[AVAILABLE DATA — start]
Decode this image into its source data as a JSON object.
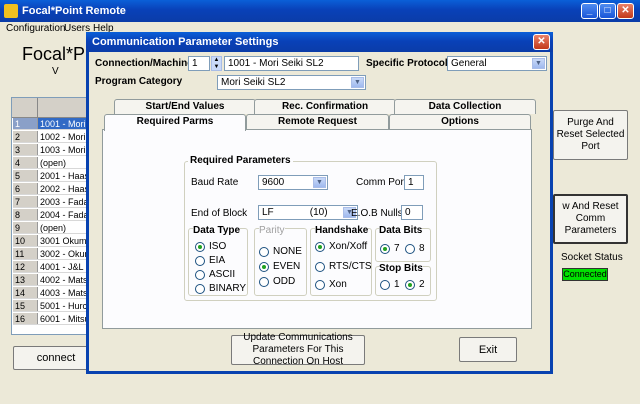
{
  "main": {
    "title": "Focal*Point Remote",
    "menu": [
      "Configuration",
      "Users",
      "Help"
    ],
    "heading": "Focal*P",
    "heading_sub": "V",
    "rows": [
      {
        "n": "1",
        "t": "1001 - Mori S"
      },
      {
        "n": "2",
        "t": "1002 - Mori S"
      },
      {
        "n": "3",
        "t": "1003 - Mori S"
      },
      {
        "n": "4",
        "t": "(open)"
      },
      {
        "n": "5",
        "t": "2001 - Haas"
      },
      {
        "n": "6",
        "t": "2002 - Haas"
      },
      {
        "n": "7",
        "t": "2003 - Fadal"
      },
      {
        "n": "8",
        "t": "2004 - Fadal"
      },
      {
        "n": "9",
        "t": "(open)"
      },
      {
        "n": "10",
        "t": "3001 Okuma"
      },
      {
        "n": "11",
        "t": "3002 - Okum"
      },
      {
        "n": "12",
        "t": "4001 - J&L 8"
      },
      {
        "n": "13",
        "t": "4002 - Matsu"
      },
      {
        "n": "14",
        "t": "4003 - Matsu"
      },
      {
        "n": "15",
        "t": "5001 - Hurco"
      },
      {
        "n": "16",
        "t": "6001 - Mitsul"
      }
    ],
    "connect_label": "connect",
    "purge_label": "Purge And Reset Selected Port",
    "reset_comm_label": "w And Reset Comm Parameters",
    "socket_status_label": "Socket Status",
    "socket_status_value": "Connected"
  },
  "dialog": {
    "title": "Communication Parameter Settings",
    "connection_label": "Connection/Machine",
    "connection_number": "1",
    "connection_name": "1001 - Mori Seiki SL2",
    "protocol_label": "Specific Protocol",
    "protocol_value": "General",
    "category_label": "Program Category",
    "category_value": "Mori Seiki SL2",
    "tabs_back": [
      "Start/End Values",
      "Rec. Confirmation",
      "Data Collection"
    ],
    "tabs_front": [
      "Required Parms",
      "Remote Request",
      "Options"
    ],
    "required_title": "Required Parameters",
    "baud_label": "Baud Rate",
    "baud_value": "9600",
    "comm_port_label": "Comm Port:",
    "comm_port_value": "1",
    "eob_label": "End of Block",
    "eob_value": "LF             (10)",
    "eob_nulls_label": "E.O.B Nulls:",
    "eob_nulls_value": "0",
    "data_type_title": "Data Type",
    "data_type_options": [
      "ISO",
      "EIA",
      "ASCII",
      "BINARY"
    ],
    "parity_title": "Parity",
    "parity_options": [
      "NONE",
      "EVEN",
      "ODD"
    ],
    "handshake_title": "Handshake",
    "handshake_options": [
      "Xon/Xoff",
      "RTS/CTS",
      "Xon"
    ],
    "data_bits_title": "Data Bits",
    "data_bits_options": [
      "7",
      "8"
    ],
    "stop_bits_title": "Stop Bits",
    "stop_bits_options": [
      "1",
      "2"
    ],
    "update_label": "Update Communications Parameters For This Connection On Host",
    "exit_label": "Exit",
    "colors": {
      "title_bar": "#0a4fd0",
      "connected": "#00e000"
    }
  }
}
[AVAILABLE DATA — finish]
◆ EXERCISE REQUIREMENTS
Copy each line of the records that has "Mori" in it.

◆ SOLUTION TO THIS TASK
        "t": "1001 - Mori S"
        "t": "1002 - Mori S"
        "t": "1003 - Mori S"
    "connection_name": "1001 - Mori Seiki SL2",
    "category_value": "Mori Seiki SL2",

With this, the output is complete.